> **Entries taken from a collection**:
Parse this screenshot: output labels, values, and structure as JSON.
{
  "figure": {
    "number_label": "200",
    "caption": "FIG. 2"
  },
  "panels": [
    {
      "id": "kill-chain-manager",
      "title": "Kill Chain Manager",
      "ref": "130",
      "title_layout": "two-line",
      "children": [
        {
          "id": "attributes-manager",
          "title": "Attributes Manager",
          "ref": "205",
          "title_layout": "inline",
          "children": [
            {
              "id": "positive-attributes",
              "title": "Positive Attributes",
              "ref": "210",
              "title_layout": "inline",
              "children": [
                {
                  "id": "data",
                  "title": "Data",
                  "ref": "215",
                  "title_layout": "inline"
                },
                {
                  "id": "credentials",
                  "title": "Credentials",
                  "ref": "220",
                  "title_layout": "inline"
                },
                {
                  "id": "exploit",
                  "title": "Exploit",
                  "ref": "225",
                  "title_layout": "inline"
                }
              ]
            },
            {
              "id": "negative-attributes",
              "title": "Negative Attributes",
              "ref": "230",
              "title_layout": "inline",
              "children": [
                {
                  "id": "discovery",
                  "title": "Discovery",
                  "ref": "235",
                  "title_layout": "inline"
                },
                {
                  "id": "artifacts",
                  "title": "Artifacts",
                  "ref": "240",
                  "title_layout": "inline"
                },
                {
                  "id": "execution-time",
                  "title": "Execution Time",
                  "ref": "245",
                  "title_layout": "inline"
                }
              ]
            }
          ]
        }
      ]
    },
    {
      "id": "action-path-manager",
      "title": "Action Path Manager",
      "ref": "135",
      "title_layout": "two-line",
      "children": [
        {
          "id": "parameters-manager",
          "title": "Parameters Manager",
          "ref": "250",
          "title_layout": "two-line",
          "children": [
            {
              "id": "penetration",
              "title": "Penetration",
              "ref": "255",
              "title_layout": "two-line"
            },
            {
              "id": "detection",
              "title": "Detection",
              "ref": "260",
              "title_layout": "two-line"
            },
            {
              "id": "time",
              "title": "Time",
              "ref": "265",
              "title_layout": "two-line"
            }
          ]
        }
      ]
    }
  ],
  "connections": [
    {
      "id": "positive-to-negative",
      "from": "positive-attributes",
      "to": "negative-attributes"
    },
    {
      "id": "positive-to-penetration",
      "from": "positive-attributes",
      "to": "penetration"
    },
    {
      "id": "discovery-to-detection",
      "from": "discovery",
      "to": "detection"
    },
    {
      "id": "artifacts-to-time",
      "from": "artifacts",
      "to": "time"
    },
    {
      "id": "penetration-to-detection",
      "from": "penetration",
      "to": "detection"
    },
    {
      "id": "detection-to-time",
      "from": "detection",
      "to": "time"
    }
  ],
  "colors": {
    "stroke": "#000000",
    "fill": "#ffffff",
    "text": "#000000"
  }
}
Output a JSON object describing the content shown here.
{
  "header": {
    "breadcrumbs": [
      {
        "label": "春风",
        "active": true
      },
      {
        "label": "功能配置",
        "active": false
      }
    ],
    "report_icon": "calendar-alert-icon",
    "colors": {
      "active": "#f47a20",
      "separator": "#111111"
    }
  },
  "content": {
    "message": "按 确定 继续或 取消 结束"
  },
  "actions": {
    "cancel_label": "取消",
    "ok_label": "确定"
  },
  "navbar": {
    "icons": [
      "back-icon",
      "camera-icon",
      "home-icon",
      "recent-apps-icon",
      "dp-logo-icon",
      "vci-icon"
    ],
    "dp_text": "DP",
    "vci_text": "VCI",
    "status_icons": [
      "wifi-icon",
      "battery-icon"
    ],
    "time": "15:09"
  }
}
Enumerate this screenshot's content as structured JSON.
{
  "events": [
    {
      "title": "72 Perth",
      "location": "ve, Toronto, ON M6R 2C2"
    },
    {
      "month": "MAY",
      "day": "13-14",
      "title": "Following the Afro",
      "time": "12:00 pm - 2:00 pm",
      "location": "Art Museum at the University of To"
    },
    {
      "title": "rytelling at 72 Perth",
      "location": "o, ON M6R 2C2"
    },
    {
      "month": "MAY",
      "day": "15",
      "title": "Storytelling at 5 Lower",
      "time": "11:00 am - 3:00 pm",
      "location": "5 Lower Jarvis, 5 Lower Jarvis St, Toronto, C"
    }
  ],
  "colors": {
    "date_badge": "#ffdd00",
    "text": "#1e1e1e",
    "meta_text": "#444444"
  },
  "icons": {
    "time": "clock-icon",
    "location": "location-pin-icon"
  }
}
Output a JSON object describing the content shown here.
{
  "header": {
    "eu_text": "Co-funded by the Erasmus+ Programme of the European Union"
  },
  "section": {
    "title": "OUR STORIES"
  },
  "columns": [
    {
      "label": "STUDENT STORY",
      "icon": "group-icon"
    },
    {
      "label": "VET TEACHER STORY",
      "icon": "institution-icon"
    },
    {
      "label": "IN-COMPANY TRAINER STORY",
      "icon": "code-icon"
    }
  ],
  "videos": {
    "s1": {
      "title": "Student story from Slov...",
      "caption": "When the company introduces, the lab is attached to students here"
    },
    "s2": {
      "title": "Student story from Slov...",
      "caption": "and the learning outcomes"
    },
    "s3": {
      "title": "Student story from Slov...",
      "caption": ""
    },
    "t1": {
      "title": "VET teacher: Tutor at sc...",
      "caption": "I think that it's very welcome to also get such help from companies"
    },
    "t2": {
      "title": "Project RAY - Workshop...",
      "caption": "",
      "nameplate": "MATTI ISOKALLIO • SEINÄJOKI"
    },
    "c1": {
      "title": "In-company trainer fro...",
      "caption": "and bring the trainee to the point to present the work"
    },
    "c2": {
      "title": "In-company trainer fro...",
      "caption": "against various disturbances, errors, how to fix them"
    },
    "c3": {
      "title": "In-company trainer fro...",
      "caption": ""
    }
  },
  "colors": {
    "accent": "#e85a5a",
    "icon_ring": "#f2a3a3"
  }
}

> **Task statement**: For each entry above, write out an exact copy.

> **Written reply**:
Parse this screenshot: output labels, values, and structure as JSON.
{
  "figure": {
    "number_label": "200",
    "caption": "FIG. 2"
  },
  "panels": [
    {
      "id": "kill-chain-manager",
      "title": "Kill Chain Manager",
      "ref": "130",
      "title_layout": "two-line",
      "children": [
        {
          "id": "attributes-manager",
          "title": "Attributes Manager",
          "ref": "205",
          "title_layout": "inline",
          "children": [
            {
              "id": "positive-attributes",
              "title": "Positive Attributes",
              "ref": "210",
              "title_layout": "inline",
              "children": [
                {
                  "id": "data",
                  "title": "Data",
                  "ref": "215",
                  "title_layout": "inline"
                },
                {
                  "id": "credentials",
                  "title": "Credentials",
                  "ref": "220",
                  "title_layout": "inline"
                },
                {
                  "id": "exploit",
                  "title": "Exploit",
                  "ref": "225",
                  "title_layout": "inline"
                }
              ]
            },
            {
              "id": "negative-attributes",
              "title": "Negative Attributes",
              "ref": "230",
              "title_layout": "inline",
              "children": [
                {
                  "id": "discovery",
                  "title": "Discovery",
                  "ref": "235",
                  "title_layout": "inline"
                },
                {
                  "id": "artifacts",
                  "title": "Artifacts",
                  "ref": "240",
                  "title_layout": "inline"
                },
                {
                  "id": "execution-time",
                  "title": "Execution Time",
                  "ref": "245",
                  "title_layout": "inline"
                }
              ]
            }
          ]
        }
      ]
    },
    {
      "id": "action-path-manager",
      "title": "Action Path Manager",
      "ref": "135",
      "title_layout": "two-line",
      "children": [
        {
          "id": "parameters-manager",
          "title": "Parameters Manager",
          "ref": "250",
          "title_layout": "two-line",
          "children": [
            {
              "id": "penetration",
              "title": "Penetration",
              "ref": "255",
              "title_layout": "two-line"
            },
            {
              "id": "detection",
              "title": "Detection",
              "ref": "260",
              "title_layout": "two-line"
            },
            {
              "id": "time",
              "title": "Time",
              "ref": "265",
              "title_layout": "two-line"
            }
          ]
        }
      ]
    }
  ],
  "connections": [
    {
      "id": "positive-to-negative",
      "from": "positive-attributes",
      "to": "negative-attributes"
    },
    {
      "id": "positive-to-penetration",
      "from": "positive-attributes",
      "to": "penetration"
    },
    {
      "id": "discovery-to-detection",
      "from": "discovery",
      "to": "detection"
    },
    {
      "id": "artifacts-to-time",
      "from": "artifacts",
      "to": "time"
    },
    {
      "id": "penetration-to-detection",
      "from": "penetration",
      "to": "detection"
    },
    {
      "id": "detection-to-time",
      "from": "detection",
      "to": "time"
    }
  ],
  "colors": {
    "stroke": "#000000",
    "fill": "#ffffff",
    "text": "#000000"
  }
}
Output a JSON object describing the content shown here.
{
  "header": {
    "breadcrumbs": [
      {
        "label": "春风",
        "active": true
      },
      {
        "label": "功能配置",
        "active": false
      }
    ],
    "report_icon": "calendar-alert-icon",
    "colors": {
      "active": "#f47a20",
      "separator": "#111111"
    }
  },
  "content": {
    "message": "按 确定 继续或 取消 结束"
  },
  "actions": {
    "cancel_label": "取消",
    "ok_label": "确定"
  },
  "navbar": {
    "icons": [
      "back-icon",
      "camera-icon",
      "home-icon",
      "recent-apps-icon",
      "dp-logo-icon",
      "vci-icon"
    ],
    "dp_text": "DP",
    "vci_text": "VCI",
    "status_icons": [
      "wifi-icon",
      "battery-icon"
    ],
    "time": "15:09"
  }
}
Enumerate this screenshot's content as structured JSON.
{
  "events": [
    {
      "title": "72 Perth",
      "location": "ve, Toronto, ON M6R 2C2"
    },
    {
      "month": "MAY",
      "day": "13-14",
      "title": "Following the Afro",
      "time": "12:00 pm - 2:00 pm",
      "location": "Art Museum at the University of To"
    },
    {
      "title": "rytelling at 72 Perth",
      "location": "o, ON M6R 2C2"
    },
    {
      "month": "MAY",
      "day": "15",
      "title": "Storytelling at 5 Lower",
      "time": "11:00 am - 3:00 pm",
      "location": "5 Lower Jarvis, 5 Lower Jarvis St, Toronto, C"
    }
  ],
  "colors": {
    "date_badge": "#ffdd00",
    "text": "#1e1e1e",
    "meta_text": "#444444"
  },
  "icons": {
    "time": "clock-icon",
    "location": "location-pin-icon"
  }
}
Output a JSON object describing the content shown here.
{
  "header": {
    "eu_text": "Co-funded by the Erasmus+ Programme of the European Union"
  },
  "section": {
    "title": "OUR STORIES"
  },
  "columns": [
    {
      "label": "STUDENT STORY",
      "icon": "group-icon"
    },
    {
      "label": "VET TEACHER STORY",
      "icon": "institution-icon"
    },
    {
      "label": "IN-COMPANY TRAINER STORY",
      "icon": "code-icon"
    }
  ],
  "videos": {
    "s1": {
      "title": "Student story from Slov...",
      "caption": "When the company introduces, the lab is attached to students here"
    },
    "s2": {
      "title": "Student story from Slov...",
      "caption": "and the learning outcomes"
    },
    "s3": {
      "title": "Student story from Slov...",
      "caption": ""
    },
    "t1": {
      "title": "VET teacher: Tutor at sc...",
      "caption": "I think that it's very welcome to also get such help from companies"
    },
    "t2": {
      "title": "Project RAY - Workshop...",
      "caption": "",
      "nameplate": "MATTI ISOKALLIO • SEINÄJOKI"
    },
    "c1": {
      "title": "In-company trainer fro...",
      "caption": "and bring the trainee to the point to present the work"
    },
    "c2": {
      "title": "In-company trainer fro...",
      "caption": "against various disturbances, errors, how to fix them"
    },
    "c3": {
      "title": "In-company trainer fro...",
      "caption": ""
    }
  },
  "colors": {
    "accent": "#e85a5a",
    "icon_ring": "#f2a3a3"
  }
}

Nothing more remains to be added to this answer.